“I am not anybody’s loved-most, have not been for some time. I have gone days, weeks, without touch and when that happens I can feel my skin thinning. I have to lay my body against grass and velvet and the corner of the sofa and rub my hands and elbows and thighs against anything until they are raw.”
The biggest appeal to the book’s content is that it can be read multiple ways, both literal and figurative. Some other reviews of this book read the explanation of the toxins as the empirical truth, that women do suffer physically from the germs spread specifically by men. Indeed, the sisters describe the past purpose of their home as a sanatorium where sick women from the mainland arrived to purge themselves of the illness with various rituals, prayers, and cures, indicating that there is a physical component to the threat of a man’s presence. In contrast, I kept the narrative more open for myself, interpreting the broken women who came to the island as survivors of physical and sexual assault. In this reading, which is not the only valid one, the toxins are a metaphor for patriarchy, a metaphor that rings true in our present political climate where a sexual predator and misogynist is president of the United States and women are asked to perform their traumas over and over again within the #MeToo movement simply to be taken seriously.
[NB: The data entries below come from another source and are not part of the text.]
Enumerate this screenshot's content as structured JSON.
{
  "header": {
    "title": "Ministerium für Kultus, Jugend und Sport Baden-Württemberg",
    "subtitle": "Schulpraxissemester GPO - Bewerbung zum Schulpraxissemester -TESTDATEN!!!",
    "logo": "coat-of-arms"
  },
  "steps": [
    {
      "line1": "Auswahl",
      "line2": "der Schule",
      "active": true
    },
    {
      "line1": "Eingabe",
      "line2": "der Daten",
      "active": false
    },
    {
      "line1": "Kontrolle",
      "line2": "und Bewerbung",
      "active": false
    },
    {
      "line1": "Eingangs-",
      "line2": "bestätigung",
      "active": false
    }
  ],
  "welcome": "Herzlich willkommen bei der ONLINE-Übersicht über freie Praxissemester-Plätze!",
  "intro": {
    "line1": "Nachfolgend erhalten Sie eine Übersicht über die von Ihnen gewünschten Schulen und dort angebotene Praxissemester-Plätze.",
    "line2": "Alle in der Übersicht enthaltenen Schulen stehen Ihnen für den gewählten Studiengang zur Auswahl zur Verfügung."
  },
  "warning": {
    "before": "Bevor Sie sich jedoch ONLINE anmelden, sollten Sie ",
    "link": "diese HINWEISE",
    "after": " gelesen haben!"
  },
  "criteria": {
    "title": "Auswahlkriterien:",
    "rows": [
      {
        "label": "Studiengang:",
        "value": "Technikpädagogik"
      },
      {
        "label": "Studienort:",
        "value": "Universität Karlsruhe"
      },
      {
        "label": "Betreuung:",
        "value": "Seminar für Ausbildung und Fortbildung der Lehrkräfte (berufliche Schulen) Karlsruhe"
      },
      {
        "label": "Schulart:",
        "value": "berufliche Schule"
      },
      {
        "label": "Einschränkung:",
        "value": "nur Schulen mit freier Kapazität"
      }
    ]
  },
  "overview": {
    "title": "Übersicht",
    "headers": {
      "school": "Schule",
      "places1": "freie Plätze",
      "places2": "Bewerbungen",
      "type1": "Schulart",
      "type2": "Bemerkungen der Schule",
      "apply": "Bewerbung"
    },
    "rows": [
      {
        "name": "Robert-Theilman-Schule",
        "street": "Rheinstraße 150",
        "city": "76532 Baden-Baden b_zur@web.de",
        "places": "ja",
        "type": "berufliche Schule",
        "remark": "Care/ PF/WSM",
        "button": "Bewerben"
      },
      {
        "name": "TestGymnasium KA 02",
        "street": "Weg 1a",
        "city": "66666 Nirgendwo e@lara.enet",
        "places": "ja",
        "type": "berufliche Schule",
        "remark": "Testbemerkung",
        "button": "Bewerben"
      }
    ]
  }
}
The mystery of The Water Cure is dynamic and compelling, and the reader is propelled through the tight, crisp sections toward its point of unraveling.
“Llew puts the lid of the piano down without comment, pushes the stool back. There is a fluidity to his movements, despite his size, that tells me he has never had to justify his existence, has never had to fold himself into a hidden thing, and I wonder what that must be like, to know that your body is irreproachable.”
Nobody is without blame in The Water Cure, and it’s often unclear if the intentions of the supporting characters are good or self-serving, but clarity comes as the tensions between the sisters and the newcomers heighten. Despite King’s purported wish to remove his daughters from the poisonous influence of male-dominated mainland society, the island itself is a patriarchy where King clearly is king. The girls’ days are structured according to his mandates. When he takes the boat and sails to the mainland for supplies, life stops, and the women must pray and do endless rituals for his safe return upon which they will celebrate and feast at the homecoming of their god. Just like in contemporary society, the influence of patriarchy is insidious, even where we expect to be free of it. In Mackintosh’s dystopian future, patriarchy’s control is even more tangible in the visible damage it does on a woman’s body.
“I invite the confessionals of men. I am not a stranger to them. Absorbing the guilt and the sorrow is something the world expects of women. This is one of the things you taught me about love. ‘All right,’ I tell him, the way I told you.”
Both in terms of content and sentence-level craft, The Water Cure is superb, and well deserving of its place on the Man Booker Prize longlist. Sophie Mackintosh proves herself as a writer with a strong grasp on the macro as well as the micro, developing and maintaining an intriguing, entirely new society while also weaving beautiful, lyrical prose. This debut novel is mysterious and quietly exciting, and the reader will enjoy exploring the richness of its narrative all the way to its shocking conclusion.